[Tyler] Funny enough, I’m actually writing a book about this very topic. I have a few key principles I live by. I guess in a very shortened, condensed version I would say:
- Be plugged into a local church somewhere… this is where most guys get it wrong. They get more caught up in chasing money than chasing after God. Even with tons of money, most guys I know still feel empty. The church should always revitalize and ignite you as a musician!
- Talk business up front, if it’s a comfortable setting to do so… this way you’re not disappointed by an outcome. Bitterness is just a symptom of someone’s unmet expectations not being met repeatedly.
- Constantly be striving to get better and explore… it will keep you sharp. And I apply this to production as well. They all feed into one another.
- Be 100% transparent with your spouse and make time every day to connect with your family… I learned this the hard way unfortunately. My wife had to sit me down through tears and explain how I was neglecting our family too much. It shocked me back to reality, in a good way. Now we’re stronger than ever.
- Have some sort of accountability measures set up in your life… I’ve seen a majority of the guys I go on the road with really struggle with drugs, porn, alcohol abuse, etc.

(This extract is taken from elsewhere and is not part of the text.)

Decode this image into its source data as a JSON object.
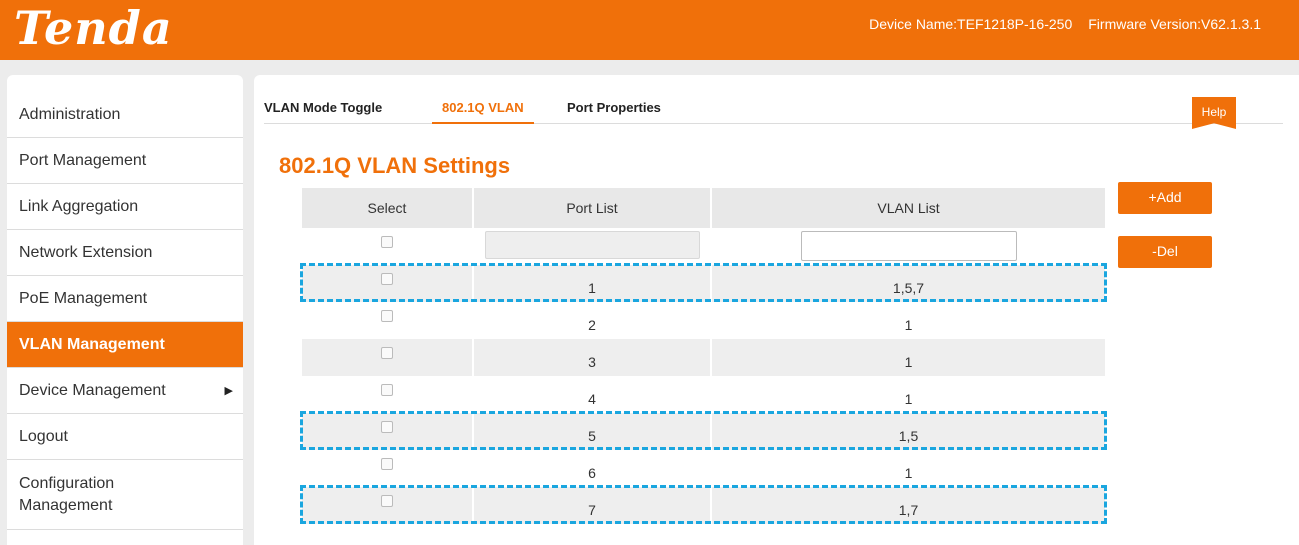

Have someone that you’re willing to get just 100% REAL with; someone that will tell you the uncomfortable truth and also encourage you in the Word.
[WM] What kind of musical advice and suggestions do you have, especially for younger players who aspire to do the kinds of things you’re doing?

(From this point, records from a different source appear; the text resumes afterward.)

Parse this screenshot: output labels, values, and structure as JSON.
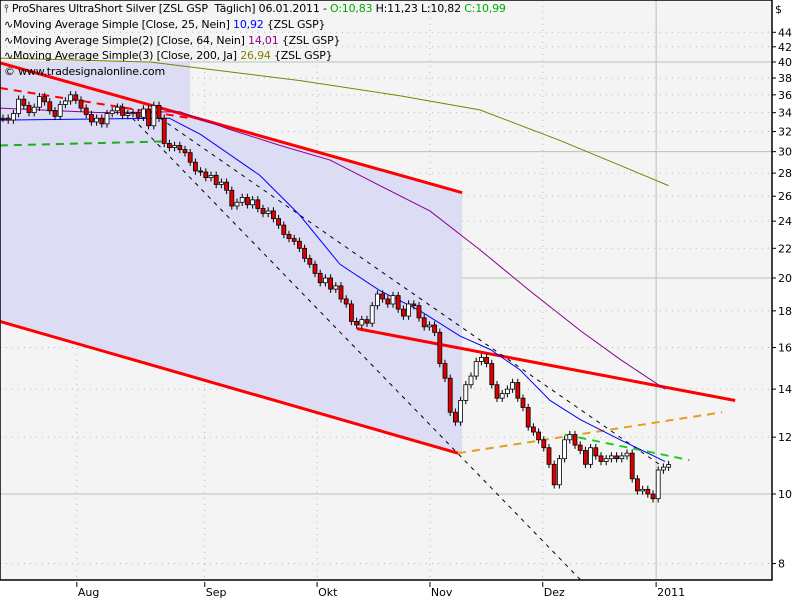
{
  "chart_data": {
    "type": "candlestick",
    "title": "ProShares UltraShort Silver [ZSL GSP  Täglich] 06.01.2011",
    "header": {
      "dash": "-",
      "o_label": "O:",
      "o": "10,83",
      "h_label": "H:",
      "h": "11,23",
      "l_label": "L:",
      "l": "10,82",
      "c_label": "C:",
      "c": "10,99"
    },
    "indicators": [
      {
        "label": "Moving Average Simple [Close, 25, Nein]",
        "value": "10,92",
        "suffix": "{ZSL GSP}",
        "color": "#0000ff"
      },
      {
        "label": "Moving Average Simple(2) [Close, 64, Nein]",
        "value": "14,01",
        "suffix": "{ZSL GSP}",
        "color": "#8b008b"
      },
      {
        "label": "Moving Average Simple(3) [Close, 200, Ja]",
        "value": "26,94",
        "suffix": "{ZSL GSP}",
        "color": "#808000"
      }
    ],
    "copyright": "© www.tradesignalonline.com",
    "y_axis": {
      "unit": "$",
      "scale": "log",
      "ylim": [
        7.6,
        46
      ],
      "ticks": [
        44,
        42,
        40,
        38,
        36,
        34,
        32,
        30,
        28,
        26,
        24,
        22,
        20,
        18,
        16,
        14,
        12,
        10,
        8
      ],
      "major": [
        10,
        20,
        30,
        40
      ]
    },
    "x_axis": {
      "ticks": [
        {
          "label": "Aug",
          "index": 14.2
        },
        {
          "label": "Sep",
          "index": 38.8
        },
        {
          "label": "Okt",
          "index": 60.4
        },
        {
          "label": "Nov",
          "index": 82.1
        },
        {
          "label": "Dez",
          "index": 103.8
        },
        {
          "label": "2011",
          "index": 125.6
        }
      ]
    },
    "close": [
      33.4,
      33.2,
      33.9,
      35.5,
      34.8,
      34.0,
      34.6,
      35.8,
      35.2,
      34.2,
      33.6,
      34.9,
      35.3,
      36.0,
      35.4,
      34.5,
      33.8,
      33.0,
      33.4,
      32.8,
      33.9,
      34.2,
      34.6,
      33.7,
      33.9,
      34.0,
      33.5,
      34.4,
      32.6,
      34.8,
      33.4,
      30.8,
      30.4,
      30.6,
      30.2,
      29.9,
      29.0,
      28.2,
      28.1,
      27.6,
      27.8,
      27.0,
      27.2,
      26.5,
      25.2,
      25.5,
      25.9,
      25.3,
      25.7,
      25.0,
      24.6,
      24.8,
      24.2,
      23.7,
      23.0,
      22.7,
      22.5,
      22.0,
      21.3,
      20.9,
      20.3,
      19.7,
      20.0,
      19.3,
      19.5,
      18.7,
      18.4,
      17.4,
      17.2,
      17.5,
      17.3,
      18.3,
      19.0,
      18.7,
      18.4,
      18.9,
      18.1,
      17.7,
      18.4,
      18.3,
      17.6,
      17.1,
      17.2,
      16.8,
      15.2,
      14.5,
      13.0,
      12.6,
      13.5,
      14.2,
      14.6,
      15.3,
      15.5,
      15.2,
      14.2,
      13.6,
      13.8,
      14.0,
      14.3,
      13.6,
      13.2,
      12.4,
      12.2,
      11.9,
      11.6,
      11.0,
      10.3,
      11.2,
      11.9,
      12.1,
      11.7,
      11.5,
      11.0,
      11.6,
      11.3,
      11.1,
      11.2,
      11.3,
      11.2,
      11.3,
      11.4,
      10.5,
      10.1,
      10.15,
      10.0,
      9.85,
      10.8,
      10.9,
      10.99
    ],
    "moving_averages": [
      {
        "name": "MA25",
        "color": "#0000ff",
        "points": [
          [
            -0.6,
            33.2
          ],
          [
            32,
            33.4
          ],
          [
            38,
            31.7
          ],
          [
            49.4,
            27.8
          ],
          [
            57,
            24.5
          ],
          [
            64.8,
            20.9
          ],
          [
            72.5,
            19.2
          ],
          [
            80.2,
            18.0
          ],
          [
            87.9,
            16.6
          ],
          [
            93.7,
            15.9
          ],
          [
            99.4,
            14.9
          ],
          [
            105.2,
            13.5
          ],
          [
            111,
            12.7
          ],
          [
            118.7,
            11.9
          ],
          [
            127.3,
            11.1
          ]
        ]
      },
      {
        "name": "MA64",
        "color": "#8b008b",
        "points": [
          [
            -0.6,
            34.5
          ],
          [
            18.7,
            34.0
          ],
          [
            34,
            34.1
          ],
          [
            43.7,
            32.2
          ],
          [
            53.3,
            30.6
          ],
          [
            62.9,
            29.2
          ],
          [
            72.5,
            26.9
          ],
          [
            82.1,
            24.8
          ],
          [
            91.7,
            21.9
          ],
          [
            101.3,
            19.2
          ],
          [
            111,
            16.9
          ],
          [
            118.7,
            15.4
          ],
          [
            127.3,
            14.0
          ]
        ]
      },
      {
        "name": "MA200",
        "color": "#808000",
        "points": [
          [
            -0.6,
            40.5
          ],
          [
            28.3,
            40.0
          ],
          [
            57,
            37.7
          ],
          [
            76.3,
            35.9
          ],
          [
            91.7,
            34.3
          ],
          [
            107.1,
            31.1
          ],
          [
            118.7,
            28.7
          ],
          [
            128,
            26.9
          ]
        ]
      }
    ],
    "drawings": [
      {
        "name": "upper-channel-line",
        "color": "#ff0000",
        "style": "solid",
        "from": [
          -0.6,
          39.9
        ],
        "to": [
          88.3,
          26.3
        ]
      },
      {
        "name": "lower-channel-line",
        "color": "#ff0000",
        "style": "solid",
        "from": [
          -0.6,
          17.4
        ],
        "to": [
          87.5,
          11.4
        ]
      },
      {
        "name": "resistance-line",
        "color": "#ff0000",
        "style": "solid",
        "from": [
          68.1,
          17.0
        ],
        "to": [
          140.8,
          13.5
        ]
      },
      {
        "name": "dashed-trend-1",
        "color": "#000000",
        "style": "dashed",
        "from": [
          22.5,
          34.8
        ],
        "to": [
          111,
          7.6
        ]
      },
      {
        "name": "dashed-trend-2",
        "color": "#000000",
        "style": "dashed",
        "from": [
          30.2,
          33.4
        ],
        "to": [
          127,
          10.9
        ]
      },
      {
        "name": "red-dashed-line",
        "color": "#ff0000",
        "style": "dashed",
        "from": [
          -0.6,
          36.8
        ],
        "to": [
          36,
          33.4
        ]
      },
      {
        "name": "green-dashed-line-1",
        "color": "#22aa22",
        "style": "dashed",
        "from": [
          -0.6,
          30.6
        ],
        "to": [
          31,
          31.0
        ]
      },
      {
        "name": "green-dashed-line-2",
        "color": "#22cc22",
        "style": "dashed",
        "from": [
          108,
          12.1
        ],
        "to": [
          132,
          11.15
        ]
      },
      {
        "name": "orange-dashed-line",
        "color": "#e0a020",
        "style": "dashed",
        "from": [
          87.5,
          11.4
        ],
        "to": [
          138.3,
          13.0
        ]
      }
    ],
    "shaded_channel": {
      "color": "#dcdcf4",
      "from_index": -0.6,
      "to_index": 88.3
    }
  }
}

[Tyler] Trust God and His calling on your life and know that if He’s called you to do something like music and touring, then He’ll be faithful to provide for you! I’ve been through years and years of walking by faith, and not once did we ever find ourselves with no money in the bank account! The word of God says that God will “supply all your needs, according to His riches and glory.” Stand on the Word of God! Don’t give up! I’ve seen so many guys be on the edge of being a stellar musician, but because of whatever circumstances (college, a job, pressure from family, their own doubts, etc) they put it on the shelf. I’ll never say those were terrible decisions, because many of my friends went on to be quite successful in finance and engineering and business owners, but you have to be determined to stick out God’s plans. Proverbs 3:5-6,“Trust in the Lord with all your heart, lean not on your understanding; in all your ways acknowledge Him and He will direct your paths.”
[WM] You’ve been part of a couple of Sweetwater’s Worship Connect events. What do you enjoy about doing those, and what are some of the big takeaways that people who attend leave with?
[Tyler] I enjoy the equipping of the local church and the creatives in it. Obviously, the caliber of musicians represented on the last particular event was outrageous (laughing) I would hope they leave with the confidence that they too can pull off creative and challenging things at their local church… that there’s no wizard behind the curtain and it’s just integrating technology with solid musicianship and leadership.
[WM] Anything else you’d like to add?
[Tyler] Thanks for having me part of this incredible interview! Doug, you’re a legend! It’s an honor to be invited to do something like this and I don’t take it lightly! Whatever your hand finds to do, do with all your might! Be blessed and keep striving to build the kingdom!